Data for analysis:
--------------------
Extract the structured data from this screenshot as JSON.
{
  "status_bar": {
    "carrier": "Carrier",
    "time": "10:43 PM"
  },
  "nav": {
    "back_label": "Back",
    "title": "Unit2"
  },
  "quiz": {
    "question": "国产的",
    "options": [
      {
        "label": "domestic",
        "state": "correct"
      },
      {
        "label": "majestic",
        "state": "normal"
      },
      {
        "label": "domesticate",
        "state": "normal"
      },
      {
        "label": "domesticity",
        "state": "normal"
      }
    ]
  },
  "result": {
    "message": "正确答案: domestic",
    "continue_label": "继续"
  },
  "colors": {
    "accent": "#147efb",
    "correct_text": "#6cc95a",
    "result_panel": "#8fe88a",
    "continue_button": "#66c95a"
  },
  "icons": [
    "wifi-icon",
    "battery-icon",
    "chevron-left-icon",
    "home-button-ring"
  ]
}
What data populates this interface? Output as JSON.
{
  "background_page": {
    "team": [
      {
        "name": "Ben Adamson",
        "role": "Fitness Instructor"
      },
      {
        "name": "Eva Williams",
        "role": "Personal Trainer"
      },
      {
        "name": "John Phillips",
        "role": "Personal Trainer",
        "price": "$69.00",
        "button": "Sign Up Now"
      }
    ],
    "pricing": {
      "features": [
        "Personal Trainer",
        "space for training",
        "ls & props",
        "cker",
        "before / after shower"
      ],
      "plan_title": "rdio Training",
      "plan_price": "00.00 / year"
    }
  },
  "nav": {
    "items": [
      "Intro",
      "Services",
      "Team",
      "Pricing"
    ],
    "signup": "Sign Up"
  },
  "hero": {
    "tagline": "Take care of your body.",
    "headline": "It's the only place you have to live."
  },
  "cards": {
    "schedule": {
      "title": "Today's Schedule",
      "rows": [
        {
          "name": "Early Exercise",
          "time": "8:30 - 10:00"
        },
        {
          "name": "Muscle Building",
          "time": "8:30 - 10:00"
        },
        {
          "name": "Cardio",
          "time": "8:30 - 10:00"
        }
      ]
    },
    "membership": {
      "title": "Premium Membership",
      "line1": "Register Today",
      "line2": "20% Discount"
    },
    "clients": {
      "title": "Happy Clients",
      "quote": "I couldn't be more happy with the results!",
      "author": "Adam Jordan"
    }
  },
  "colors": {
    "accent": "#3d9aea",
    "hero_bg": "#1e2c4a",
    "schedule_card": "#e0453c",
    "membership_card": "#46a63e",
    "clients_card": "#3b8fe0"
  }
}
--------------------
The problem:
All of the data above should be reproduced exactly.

Task output:
Extract the structured data from this screenshot as JSON.
{
  "status_bar": {
    "carrier": "Carrier",
    "time": "10:43 PM"
  },
  "nav": {
    "back_label": "Back",
    "title": "Unit2"
  },
  "quiz": {
    "question": "国产的",
    "options": [
      {
        "label": "domestic",
        "state": "correct"
      },
      {
        "label": "majestic",
        "state": "normal"
      },
      {
        "label": "domesticate",
        "state": "normal"
      },
      {
        "label": "domesticity",
        "state": "normal"
      }
    ]
  },
  "result": {
    "message": "正确答案: domestic",
    "continue_label": "继续"
  },
  "colors": {
    "accent": "#147efb",
    "correct_text": "#6cc95a",
    "result_panel": "#8fe88a",
    "continue_button": "#66c95a"
  },
  "icons": [
    "wifi-icon",
    "battery-icon",
    "chevron-left-icon",
    "home-button-ring"
  ]
}
What data populates this interface? Output as JSON.
{
  "background_page": {
    "team": [
      {
        "name": "Ben Adamson",
        "role": "Fitness Instructor"
      },
      {
        "name": "Eva Williams",
        "role": "Personal Trainer"
      },
      {
        "name": "John Phillips",
        "role": "Personal Trainer",
        "price": "$69.00",
        "button": "Sign Up Now"
      }
    ],
    "pricing": {
      "features": [
        "Personal Trainer",
        "space for training",
        "ls & props",
        "cker",
        "before / after shower"
      ],
      "plan_title": "rdio Training",
      "plan_price": "00.00 / year"
    }
  },
  "nav": {
    "items": [
      "Intro",
      "Services",
      "Team",
      "Pricing"
    ],
    "signup": "Sign Up"
  },
  "hero": {
    "tagline": "Take care of your body.",
    "headline": "It's the only place you have to live."
  },
  "cards": {
    "schedule": {
      "title": "Today's Schedule",
      "rows": [
        {
          "name": "Early Exercise",
          "time": "8:30 - 10:00"
        },
        {
          "name": "Muscle Building",
          "time": "8:30 - 10:00"
        },
        {
          "name": "Cardio",
          "time": "8:30 - 10:00"
        }
      ]
    },
    "membership": {
      "title": "Premium Membership",
      "line1": "Register Today",
      "line2": "20% Discount"
    },
    "clients": {
      "title": "Happy Clients",
      "quote": "I couldn't be more happy with the results!",
      "author": "Adam Jordan"
    }
  },
  "colors": {
    "accent": "#3d9aea",
    "hero_bg": "#1e2c4a",
    "schedule_card": "#e0453c",
    "membership_card": "#46a63e",
    "clients_card": "#3b8fe0"
  }
}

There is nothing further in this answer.